Exercise 1: Write a program to read through a file and print the contents of the file (line by line) all in upper case. Executing the program will look as follows:
python shout.py Enter a file name: mbox-short.txt FROM STEPHEN.MARQUARD@UCT.AC.ZA SAT JAN 5 09:14:16 2008 RETURN-PATH: <POSTMASTER@COLLAB.SAKAIPROJECT.ORG> RECEIVED: FROM MURDER (MAIL.UMICH.EDU [126.96.36.199]) BY FRANKENSTEIN.MAIL.UMICH.EDU (CYRUS V2.3.8) WITH LMTPA; SAT, 05 JAN 2008 09:14:16 -0500
You can download the file from
Exercise 2: Write a program to prompt for a file name, and then read through the file and look for lines of the form:
When you encounter a line that starts with "X-DSPAM-Confidence:" pull apart the line to extract the floating-point number on the line. Count these lines and then compute the total of the spam confidence values from these lines.
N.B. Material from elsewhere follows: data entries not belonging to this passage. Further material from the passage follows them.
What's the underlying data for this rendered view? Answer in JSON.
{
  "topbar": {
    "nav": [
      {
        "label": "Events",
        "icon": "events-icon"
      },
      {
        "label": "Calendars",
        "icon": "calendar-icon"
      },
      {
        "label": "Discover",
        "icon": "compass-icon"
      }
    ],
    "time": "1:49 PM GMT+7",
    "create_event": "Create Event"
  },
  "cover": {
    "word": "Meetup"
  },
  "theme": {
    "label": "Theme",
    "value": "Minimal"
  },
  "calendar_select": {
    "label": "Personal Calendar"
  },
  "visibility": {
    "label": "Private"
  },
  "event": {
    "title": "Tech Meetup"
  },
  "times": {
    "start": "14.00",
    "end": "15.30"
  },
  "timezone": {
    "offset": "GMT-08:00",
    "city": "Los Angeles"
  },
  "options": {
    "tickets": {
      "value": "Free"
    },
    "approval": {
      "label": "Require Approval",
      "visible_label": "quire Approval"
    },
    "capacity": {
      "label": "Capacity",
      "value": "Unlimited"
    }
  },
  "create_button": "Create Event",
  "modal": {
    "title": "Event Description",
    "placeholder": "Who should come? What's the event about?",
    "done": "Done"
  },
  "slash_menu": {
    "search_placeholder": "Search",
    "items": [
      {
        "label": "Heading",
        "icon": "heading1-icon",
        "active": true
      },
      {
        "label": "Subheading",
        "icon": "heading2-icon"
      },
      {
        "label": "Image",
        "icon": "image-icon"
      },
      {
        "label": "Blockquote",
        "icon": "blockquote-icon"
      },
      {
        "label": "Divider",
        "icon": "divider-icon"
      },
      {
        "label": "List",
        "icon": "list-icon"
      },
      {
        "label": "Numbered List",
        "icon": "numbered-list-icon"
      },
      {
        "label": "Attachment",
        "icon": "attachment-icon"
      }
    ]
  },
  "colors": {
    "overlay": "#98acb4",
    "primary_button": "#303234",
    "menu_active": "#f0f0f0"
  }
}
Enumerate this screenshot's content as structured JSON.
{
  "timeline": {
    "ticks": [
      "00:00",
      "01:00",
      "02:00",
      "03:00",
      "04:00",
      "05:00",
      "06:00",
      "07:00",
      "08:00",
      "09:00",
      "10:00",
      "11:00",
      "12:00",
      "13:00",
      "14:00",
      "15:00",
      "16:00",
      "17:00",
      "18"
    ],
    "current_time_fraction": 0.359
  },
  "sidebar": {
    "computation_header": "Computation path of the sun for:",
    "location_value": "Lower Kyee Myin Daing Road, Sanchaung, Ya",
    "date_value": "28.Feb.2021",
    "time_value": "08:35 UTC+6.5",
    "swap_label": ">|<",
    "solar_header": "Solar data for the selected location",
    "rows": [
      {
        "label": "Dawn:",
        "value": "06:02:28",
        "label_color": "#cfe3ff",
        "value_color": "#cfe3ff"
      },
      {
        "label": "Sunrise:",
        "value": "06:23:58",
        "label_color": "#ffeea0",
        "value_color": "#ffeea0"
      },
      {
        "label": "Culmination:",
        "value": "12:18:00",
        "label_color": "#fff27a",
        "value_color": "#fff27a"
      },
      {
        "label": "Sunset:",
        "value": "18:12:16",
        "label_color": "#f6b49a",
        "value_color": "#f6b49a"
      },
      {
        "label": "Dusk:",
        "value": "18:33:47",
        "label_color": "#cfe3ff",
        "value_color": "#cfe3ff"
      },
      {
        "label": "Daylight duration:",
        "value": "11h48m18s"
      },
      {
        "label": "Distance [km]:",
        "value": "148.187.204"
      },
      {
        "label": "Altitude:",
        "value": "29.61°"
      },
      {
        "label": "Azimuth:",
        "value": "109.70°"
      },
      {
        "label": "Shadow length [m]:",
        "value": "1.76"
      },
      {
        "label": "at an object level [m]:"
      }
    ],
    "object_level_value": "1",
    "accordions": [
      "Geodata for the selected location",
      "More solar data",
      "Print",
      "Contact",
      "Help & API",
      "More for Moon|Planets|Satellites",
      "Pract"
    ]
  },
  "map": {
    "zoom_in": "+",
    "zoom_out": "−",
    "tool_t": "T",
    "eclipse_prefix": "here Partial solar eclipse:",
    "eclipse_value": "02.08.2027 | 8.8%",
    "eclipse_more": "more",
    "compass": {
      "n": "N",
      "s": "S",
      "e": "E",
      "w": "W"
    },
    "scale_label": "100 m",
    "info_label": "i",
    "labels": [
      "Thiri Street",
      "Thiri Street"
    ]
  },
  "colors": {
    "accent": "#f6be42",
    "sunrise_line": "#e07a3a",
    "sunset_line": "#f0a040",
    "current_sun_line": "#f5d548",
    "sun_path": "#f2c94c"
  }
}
When you reach the end of the file, print out the average spam confidence.
Enter the file name: mbox.txt Average spam confidence: 0.894128046745 Enter the file name: mbox-short.txt Average spam confidence: 0.750718518519
Test your file on the
Exercise 3: Sometimes when programmers get bored or want to have a bit of fun, they add a harmless Easter Egg to their program Modify the program that prompts the user for the file name so that it prints a funny message when the user types in the exact file name "na na boo boo". The program should behave normally for all other files which exist and don't exist. Here is a sample execution of the program:
python egg.py Enter the file name: mbox.txt There were 1797 subject lines in mbox.txt python egg.py Enter the file name: missing.tyxt File cannot be opened: missing.tyxt python egg.py Enter the file name: na na boo boo NA NA BOO BOO TO YOU - You have been punk'd!
We are not encouraging you to put Easter Eggs in your programs; this is just an exercise.